While all the panelists indicated shopper information is critical to their companies, they differ somewhat in how that information is collected. For instance, because 7-Eleven has numerous stores "all over" the United States, Thompson said his team not only performs major customer research on a regular basis, but also travels extensively to help in understanding regional differences and the needs of Hispanic shoppers.
"We really have to understand needs by acculturation [level] and individual market," he said.
Meanwhile, supermarket operator Ahold USA has "very rich" shopper data — from its loyalty card program and other avenues — that provide the base set of insights it needs, according to Simon. The organization also relies on ad-hoc panel research and more to augment that data.
Fresh Thyme, on the other hand, is a new chain with a shopper base that differs from the typical food retail chain's base, Cutts explained, so it has to approach data-gathering more creatively. The natural retailer's shoppers generally have experienced some sort of trigger or lifestyle change that brings them into its stores. "We need to understand the triggers and meet the needs of those customers," he stated.
Also important to the shopper-data collection process is avoiding time-wasting missteps. Simon cautioned against over-researching — collecting so much information that the process becomes burdensome rather than actionable. Instead, retailers should be more focused on collecting the right information, he said.

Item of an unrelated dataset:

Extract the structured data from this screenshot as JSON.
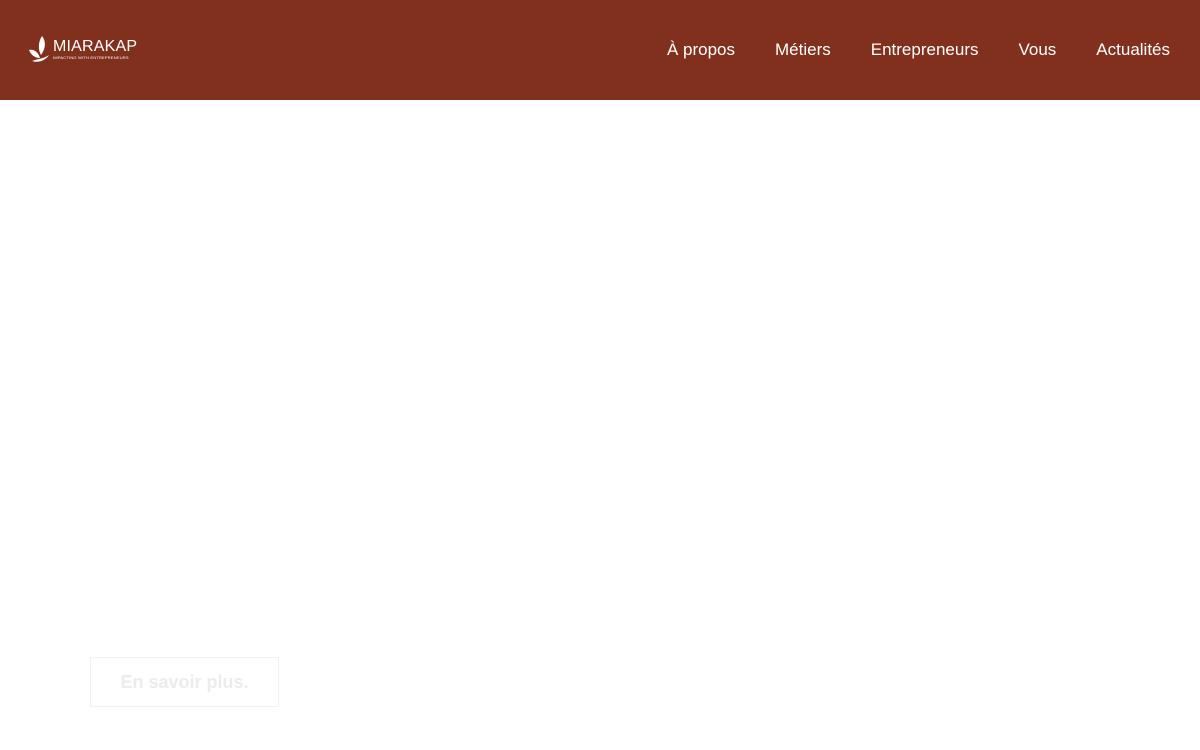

After using the data to determine relevant areas for store brand product development — and collaborating internally and externally to produce those products — retailers must remain in shopper-centric mode to maximize success. This means, in part, making sure shoppers actually notice the products.
“You've got to be proud of what you've created," Cutts stressed. "When we do create the private label product, we're going to merchandise it strong and proud."
Sampling also comes into play here. Thompson noted that 7-Eleven is looking for ways to bring more of an experience to shoppers on the own-brand side, and is looking at sampling efforts that would involve side-by-side comparisons with similar but branded products.
Creating an emotional connection is critical, too, Simon suggested. "We're trying to talk about brands, not products," he told attendees. "We're focused on developing brand stories."
The 2015 Store Brands Innovation & Marketing Summit took place Feb. 25-27 at the Hyatt Regency O’Hare hotel in Rosemont. Store Brands is a sister publication of Convenience Store News and Convenience Store News for the Single Store Owner.